Problem to work on:
A faithful, complete copy of the entries below is required, with images removed.

Material provided:

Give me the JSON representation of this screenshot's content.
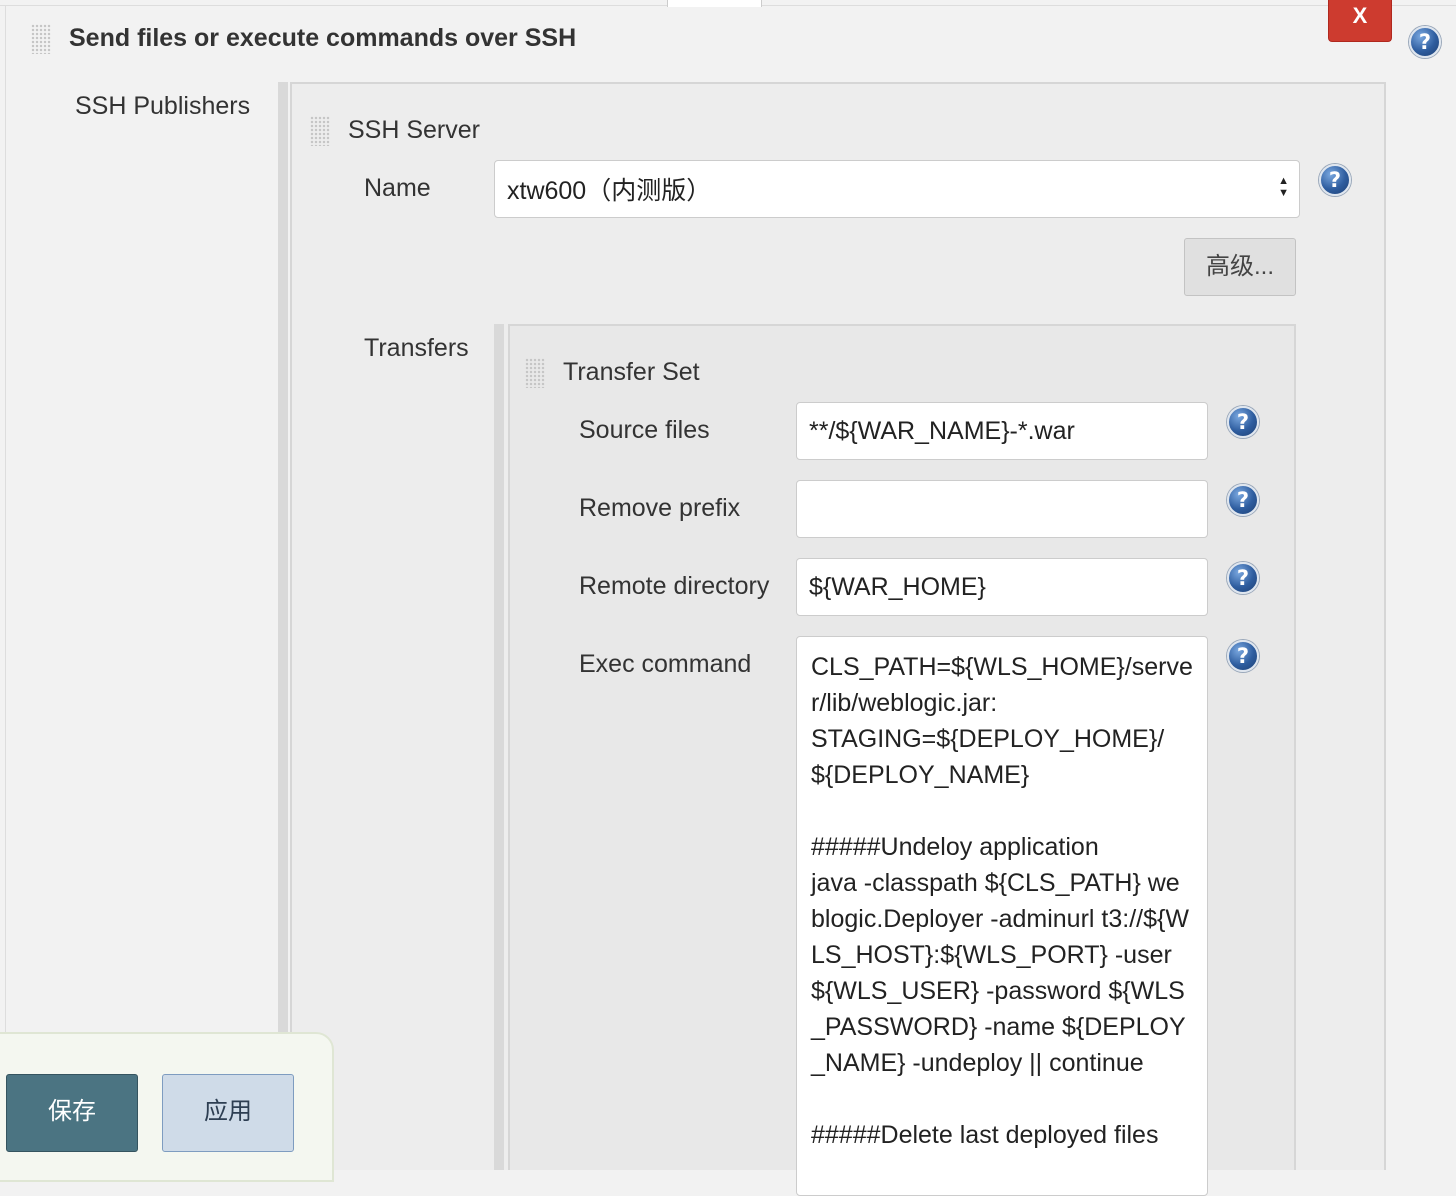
{
  "section": {
    "title": "Send files or execute commands over SSH",
    "close_label": "X",
    "help_glyph": "?"
  },
  "ssh_publishers": {
    "label": "SSH Publishers"
  },
  "ssh_server": {
    "title": "SSH Server",
    "name_label": "Name",
    "name_value": "xtw600（内测版）",
    "advanced_label": "高级..."
  },
  "transfers": {
    "label": "Transfers",
    "set_title": "Transfer Set",
    "source_files_label": "Source files",
    "source_files_value": "**/${WAR_NAME}-*.war",
    "remove_prefix_label": "Remove prefix",
    "remove_prefix_value": "",
    "remote_directory_label": "Remote directory",
    "remote_directory_value": "${WAR_HOME}",
    "exec_command_label": "Exec command",
    "exec_command_value": "CLS_PATH=${WLS_HOME}/server/lib/weblogic.jar:\nSTAGING=${DEPLOY_HOME}/${DEPLOY_NAME}\n\n#####Undeloy application\njava -classpath ${CLS_PATH} weblogic.Deployer -adminurl t3://${WLS_HOST}:${WLS_PORT} -user ${WLS_USER} -password ${WLS_PASSWORD} -name ${DEPLOY_NAME} -undeploy || continue\n\n#####Delete last deployed files"
  },
  "footer": {
    "save_label": "保存",
    "apply_label": "应用"
  },
  "icons": {
    "drag_handle": "drag-handle-icon",
    "help": "help-icon",
    "close": "close-icon",
    "select_arrows": "select-arrows-icon"
  },
  "colors": {
    "close_button": "#cd3b2f",
    "save_button": "#4b7482",
    "apply_button": "#cfdbe8",
    "help_icon": "#2e5d9f"
  }
}
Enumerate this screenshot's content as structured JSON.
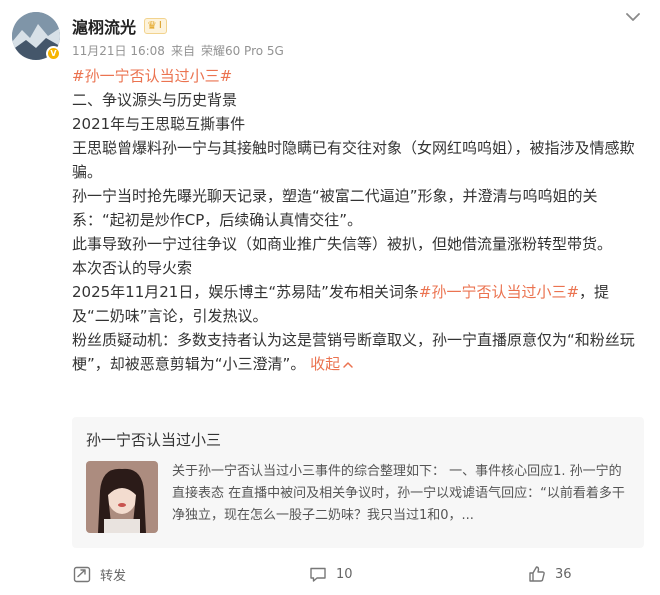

Reply to the exercise:
Give me the JSON representation of this screenshot's content.
{
  "section": {
    "title": "Send files or execute commands over SSH",
    "close_label": "X",
    "help_glyph": "?"
  },
  "ssh_publishers": {
    "label": "SSH Publishers"
  },
  "ssh_server": {
    "title": "SSH Server",
    "name_label": "Name",
    "name_value": "xtw600（内测版）",
    "advanced_label": "高级..."
  },
  "transfers": {
    "label": "Transfers",
    "set_title": "Transfer Set",
    "source_files_label": "Source files",
    "source_files_value": "**/${WAR_NAME}-*.war",
    "remove_prefix_label": "Remove prefix",
    "remove_prefix_value": "",
    "remote_directory_label": "Remote directory",
    "remote_directory_value": "${WAR_HOME}",
    "exec_command_label": "Exec command",
    "exec_command_value": "CLS_PATH=${WLS_HOME}/server/lib/weblogic.jar:\nSTAGING=${DEPLOY_HOME}/${DEPLOY_NAME}\n\n#####Undeloy application\njava -classpath ${CLS_PATH} weblogic.Deployer -adminurl t3://${WLS_HOST}:${WLS_PORT} -user ${WLS_USER} -password ${WLS_PASSWORD} -name ${DEPLOY_NAME} -undeploy || continue\n\n#####Delete last deployed files"
  },
  "footer": {
    "save_label": "保存",
    "apply_label": "应用"
  },
  "icons": {
    "drag_handle": "drag-handle-icon",
    "help": "help-icon",
    "close": "close-icon",
    "select_arrows": "select-arrows-icon"
  },
  "colors": {
    "close_button": "#cd3b2f",
    "save_button": "#4b7482",
    "apply_button": "#cfdbe8",
    "help_icon": "#2e5d9f"
  }
}
Enumerate this screenshot's content as structured JSON.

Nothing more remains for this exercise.